Globin X is a six-coordinate globin that reduces nitrite to nitric oxide in fish red blood cells
Corti, P., Xue, J., Tejero, J., Wajih, N., Sun, M., Stolz, D.B., Tsang, M., Kim-Shapiro, D.B., Gladwin, M.T.
|Source:||Proceedings of the National Academy of Sciences of the United States of America 113: 8538-43 (Journal)|
|Registered Authors:||Tsang, Michael|
|Keywords:||RBC, blood, nitric oxide, nitrite, platelet|
|PubMed:||27407144 Full text @ Proc. Natl. Acad. Sci. USA|
Corti, P., Xue, J., Tejero, J., Wajih, N., Sun, M., Stolz, D.B., Tsang, M., Kim-Shapiro, D.B., Gladwin, M.T. (2016) Globin X is a six-coordinate globin that reduces nitrite to nitric oxide in fish red blood cells. Proceedings of the National Academy of Sciences of the United States of America. 113:8538-43.

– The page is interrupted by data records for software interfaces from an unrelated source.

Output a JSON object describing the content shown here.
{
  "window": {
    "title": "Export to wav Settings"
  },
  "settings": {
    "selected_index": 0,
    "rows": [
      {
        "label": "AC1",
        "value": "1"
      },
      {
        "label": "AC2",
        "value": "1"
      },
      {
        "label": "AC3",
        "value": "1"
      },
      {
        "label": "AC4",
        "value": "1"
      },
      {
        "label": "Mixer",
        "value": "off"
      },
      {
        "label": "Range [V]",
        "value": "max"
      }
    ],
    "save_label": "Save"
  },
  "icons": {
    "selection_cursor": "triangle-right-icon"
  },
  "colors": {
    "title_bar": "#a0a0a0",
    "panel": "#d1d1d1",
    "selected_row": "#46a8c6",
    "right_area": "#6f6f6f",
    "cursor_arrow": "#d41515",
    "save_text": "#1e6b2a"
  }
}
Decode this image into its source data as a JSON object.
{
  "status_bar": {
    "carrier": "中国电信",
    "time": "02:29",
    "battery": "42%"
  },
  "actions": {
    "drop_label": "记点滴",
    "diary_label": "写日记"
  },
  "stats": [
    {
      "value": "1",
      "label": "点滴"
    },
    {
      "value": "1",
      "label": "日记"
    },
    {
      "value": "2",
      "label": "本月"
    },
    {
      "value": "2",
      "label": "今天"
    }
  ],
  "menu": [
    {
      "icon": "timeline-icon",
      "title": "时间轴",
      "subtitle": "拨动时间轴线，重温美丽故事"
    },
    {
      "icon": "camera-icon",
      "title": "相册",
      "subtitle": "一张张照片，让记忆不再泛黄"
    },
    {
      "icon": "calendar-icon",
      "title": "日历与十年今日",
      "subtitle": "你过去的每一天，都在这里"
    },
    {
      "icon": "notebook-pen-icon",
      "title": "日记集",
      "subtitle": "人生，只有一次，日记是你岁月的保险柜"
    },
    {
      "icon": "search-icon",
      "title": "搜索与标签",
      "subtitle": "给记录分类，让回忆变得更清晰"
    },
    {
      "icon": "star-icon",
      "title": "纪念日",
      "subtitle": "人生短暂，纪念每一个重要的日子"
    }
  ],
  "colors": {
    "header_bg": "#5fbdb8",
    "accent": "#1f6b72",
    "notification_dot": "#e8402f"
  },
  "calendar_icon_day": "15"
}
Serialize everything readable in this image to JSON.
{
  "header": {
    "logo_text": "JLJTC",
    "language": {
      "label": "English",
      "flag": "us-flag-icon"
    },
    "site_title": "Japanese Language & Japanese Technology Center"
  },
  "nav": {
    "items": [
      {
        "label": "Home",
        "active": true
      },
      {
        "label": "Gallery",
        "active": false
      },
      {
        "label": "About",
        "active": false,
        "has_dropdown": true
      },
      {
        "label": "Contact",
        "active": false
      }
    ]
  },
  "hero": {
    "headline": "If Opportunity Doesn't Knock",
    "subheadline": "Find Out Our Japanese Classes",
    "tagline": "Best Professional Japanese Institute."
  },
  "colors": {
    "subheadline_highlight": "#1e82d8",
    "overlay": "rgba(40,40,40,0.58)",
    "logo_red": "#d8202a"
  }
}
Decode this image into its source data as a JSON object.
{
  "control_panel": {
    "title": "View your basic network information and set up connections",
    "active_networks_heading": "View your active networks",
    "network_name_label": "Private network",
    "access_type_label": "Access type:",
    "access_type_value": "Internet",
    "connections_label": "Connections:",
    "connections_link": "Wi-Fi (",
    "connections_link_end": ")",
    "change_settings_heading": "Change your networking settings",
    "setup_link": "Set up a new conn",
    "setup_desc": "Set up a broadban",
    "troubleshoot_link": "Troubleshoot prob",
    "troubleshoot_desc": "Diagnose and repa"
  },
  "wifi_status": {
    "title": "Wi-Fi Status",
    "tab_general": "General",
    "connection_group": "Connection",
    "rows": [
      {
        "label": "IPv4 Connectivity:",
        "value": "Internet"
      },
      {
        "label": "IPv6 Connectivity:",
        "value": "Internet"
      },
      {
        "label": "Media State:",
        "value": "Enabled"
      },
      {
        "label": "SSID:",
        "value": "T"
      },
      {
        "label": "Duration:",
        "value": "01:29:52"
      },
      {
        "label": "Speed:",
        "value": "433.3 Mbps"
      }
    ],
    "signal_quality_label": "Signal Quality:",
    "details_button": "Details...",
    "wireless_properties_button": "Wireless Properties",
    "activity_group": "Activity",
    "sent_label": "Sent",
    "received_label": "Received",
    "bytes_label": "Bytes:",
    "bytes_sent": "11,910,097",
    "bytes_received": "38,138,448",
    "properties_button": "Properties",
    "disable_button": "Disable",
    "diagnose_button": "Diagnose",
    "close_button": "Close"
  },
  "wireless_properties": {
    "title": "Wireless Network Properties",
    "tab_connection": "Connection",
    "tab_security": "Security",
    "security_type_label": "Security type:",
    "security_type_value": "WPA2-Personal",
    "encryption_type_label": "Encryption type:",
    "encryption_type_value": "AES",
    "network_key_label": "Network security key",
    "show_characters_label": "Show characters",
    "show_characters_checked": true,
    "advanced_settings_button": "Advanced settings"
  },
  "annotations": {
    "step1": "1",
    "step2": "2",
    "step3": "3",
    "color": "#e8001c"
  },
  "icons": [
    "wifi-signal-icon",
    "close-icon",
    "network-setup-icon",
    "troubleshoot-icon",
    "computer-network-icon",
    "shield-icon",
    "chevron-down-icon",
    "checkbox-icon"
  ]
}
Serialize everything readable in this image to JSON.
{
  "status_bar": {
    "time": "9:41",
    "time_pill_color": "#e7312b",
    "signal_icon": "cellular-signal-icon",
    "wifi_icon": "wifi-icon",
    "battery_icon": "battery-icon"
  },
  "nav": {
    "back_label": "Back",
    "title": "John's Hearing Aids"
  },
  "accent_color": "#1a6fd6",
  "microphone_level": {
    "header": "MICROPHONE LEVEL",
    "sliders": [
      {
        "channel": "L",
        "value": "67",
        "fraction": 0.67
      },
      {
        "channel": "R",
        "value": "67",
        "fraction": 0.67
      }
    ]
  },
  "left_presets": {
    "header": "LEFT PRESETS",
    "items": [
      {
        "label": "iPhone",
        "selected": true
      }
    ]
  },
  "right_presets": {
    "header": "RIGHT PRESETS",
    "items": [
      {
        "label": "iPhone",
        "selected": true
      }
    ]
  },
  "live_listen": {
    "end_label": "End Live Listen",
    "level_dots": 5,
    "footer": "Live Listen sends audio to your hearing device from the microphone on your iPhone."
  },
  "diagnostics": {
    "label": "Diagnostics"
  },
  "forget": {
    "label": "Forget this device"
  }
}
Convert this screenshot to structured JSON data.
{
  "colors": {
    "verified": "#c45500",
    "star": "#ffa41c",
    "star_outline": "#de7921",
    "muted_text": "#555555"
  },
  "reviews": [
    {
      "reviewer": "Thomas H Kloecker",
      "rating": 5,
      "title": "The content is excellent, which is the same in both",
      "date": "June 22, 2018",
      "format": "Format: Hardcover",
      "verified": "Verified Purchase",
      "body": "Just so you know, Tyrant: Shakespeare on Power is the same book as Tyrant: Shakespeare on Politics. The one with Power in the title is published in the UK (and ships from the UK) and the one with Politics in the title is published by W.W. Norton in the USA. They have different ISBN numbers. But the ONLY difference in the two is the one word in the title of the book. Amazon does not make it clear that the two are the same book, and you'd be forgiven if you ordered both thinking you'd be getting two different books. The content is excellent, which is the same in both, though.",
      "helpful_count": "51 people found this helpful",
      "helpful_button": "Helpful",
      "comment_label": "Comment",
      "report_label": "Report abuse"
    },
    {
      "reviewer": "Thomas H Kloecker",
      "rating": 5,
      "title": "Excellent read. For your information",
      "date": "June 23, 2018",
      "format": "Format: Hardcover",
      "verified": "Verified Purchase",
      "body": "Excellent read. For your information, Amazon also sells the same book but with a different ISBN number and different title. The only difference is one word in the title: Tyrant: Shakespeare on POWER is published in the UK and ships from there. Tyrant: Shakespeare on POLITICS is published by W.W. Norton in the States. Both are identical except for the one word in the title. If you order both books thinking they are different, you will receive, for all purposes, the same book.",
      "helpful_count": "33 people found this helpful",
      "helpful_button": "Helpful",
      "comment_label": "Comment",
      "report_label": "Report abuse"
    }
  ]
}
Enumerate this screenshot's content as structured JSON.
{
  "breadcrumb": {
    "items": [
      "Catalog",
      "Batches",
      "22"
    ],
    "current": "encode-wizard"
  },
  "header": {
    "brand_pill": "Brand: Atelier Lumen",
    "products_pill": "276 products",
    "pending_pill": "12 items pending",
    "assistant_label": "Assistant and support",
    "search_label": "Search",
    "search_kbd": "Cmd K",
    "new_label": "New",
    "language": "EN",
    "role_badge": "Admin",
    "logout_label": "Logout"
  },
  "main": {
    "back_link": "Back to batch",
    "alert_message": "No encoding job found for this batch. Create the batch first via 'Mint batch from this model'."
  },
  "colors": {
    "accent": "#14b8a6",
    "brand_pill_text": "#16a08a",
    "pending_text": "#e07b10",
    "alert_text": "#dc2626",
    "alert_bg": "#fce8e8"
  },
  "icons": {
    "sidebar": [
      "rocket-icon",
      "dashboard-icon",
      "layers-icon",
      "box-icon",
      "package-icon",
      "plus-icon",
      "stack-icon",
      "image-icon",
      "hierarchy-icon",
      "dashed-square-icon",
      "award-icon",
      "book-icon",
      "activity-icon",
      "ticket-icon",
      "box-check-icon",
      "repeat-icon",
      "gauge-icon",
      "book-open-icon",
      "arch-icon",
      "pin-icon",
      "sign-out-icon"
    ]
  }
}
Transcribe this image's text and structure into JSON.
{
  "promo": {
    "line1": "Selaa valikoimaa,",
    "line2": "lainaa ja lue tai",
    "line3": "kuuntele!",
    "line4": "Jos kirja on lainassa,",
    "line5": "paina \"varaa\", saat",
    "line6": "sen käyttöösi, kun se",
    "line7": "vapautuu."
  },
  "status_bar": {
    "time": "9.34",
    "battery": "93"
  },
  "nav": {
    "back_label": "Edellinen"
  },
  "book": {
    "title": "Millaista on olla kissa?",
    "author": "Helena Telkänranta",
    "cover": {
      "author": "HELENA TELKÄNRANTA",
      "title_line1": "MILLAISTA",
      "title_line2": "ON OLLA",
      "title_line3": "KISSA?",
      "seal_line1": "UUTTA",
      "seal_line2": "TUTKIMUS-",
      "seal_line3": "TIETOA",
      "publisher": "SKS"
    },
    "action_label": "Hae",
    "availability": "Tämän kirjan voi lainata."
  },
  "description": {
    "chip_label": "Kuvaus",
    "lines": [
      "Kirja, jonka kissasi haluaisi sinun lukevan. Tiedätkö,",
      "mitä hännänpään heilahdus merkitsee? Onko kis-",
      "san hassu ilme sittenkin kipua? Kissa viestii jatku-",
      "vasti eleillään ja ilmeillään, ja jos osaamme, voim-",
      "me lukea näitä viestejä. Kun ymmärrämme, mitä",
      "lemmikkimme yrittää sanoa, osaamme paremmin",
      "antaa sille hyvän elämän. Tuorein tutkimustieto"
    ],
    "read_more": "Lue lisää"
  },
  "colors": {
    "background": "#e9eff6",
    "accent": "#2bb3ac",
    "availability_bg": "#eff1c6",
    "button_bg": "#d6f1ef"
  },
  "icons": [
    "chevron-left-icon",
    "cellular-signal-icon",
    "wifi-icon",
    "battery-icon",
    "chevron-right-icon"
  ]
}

ABSTRACTThe discovery of novel globins in diverse organisms has stimulated intense interest in their evolved function, beyond oxygen binding. Globin X (GbX) is a protein found in fish, amphibians, and reptiles that diverged from a common ancestor of mammalian hemoglobins and myoglobins. Like mammalian neuroglobin, GbX was first designated as a neuronal globin in fish and exhibits six-coordinate heme geometry, suggesting a role in intracellular electron transfer reactions rather than oxygen binding. Here, we report that GbX to our knowledge is the first six-coordinate globin and the first globin protein apart from hemoglobin, found in vertebrate RBCs. GbX is present in fish erythrocytes and exhibits a nitrite reduction rate up to 200-fold faster than human hemoglobin and up to 50-fold higher than neuroglobin or cytoglobin. Deoxygenated GbX reduces nitrite to form nitric oxide (NO) and potently inhibits platelet activation in vitro, to a greater extent than hemoglobin. Fish RBCs also reduce nitrite to NO and inhibit platelet activation to a greater extent than human RBCs, whereas GbX knockdown inhibits this nitrite-dependent NO signaling. The description of a novel, six-coordinate globin in RBCs with dominant electron transfer and nitrite reduction functionality provides new insights into the evolved signaling properties of ancestral heme-globins.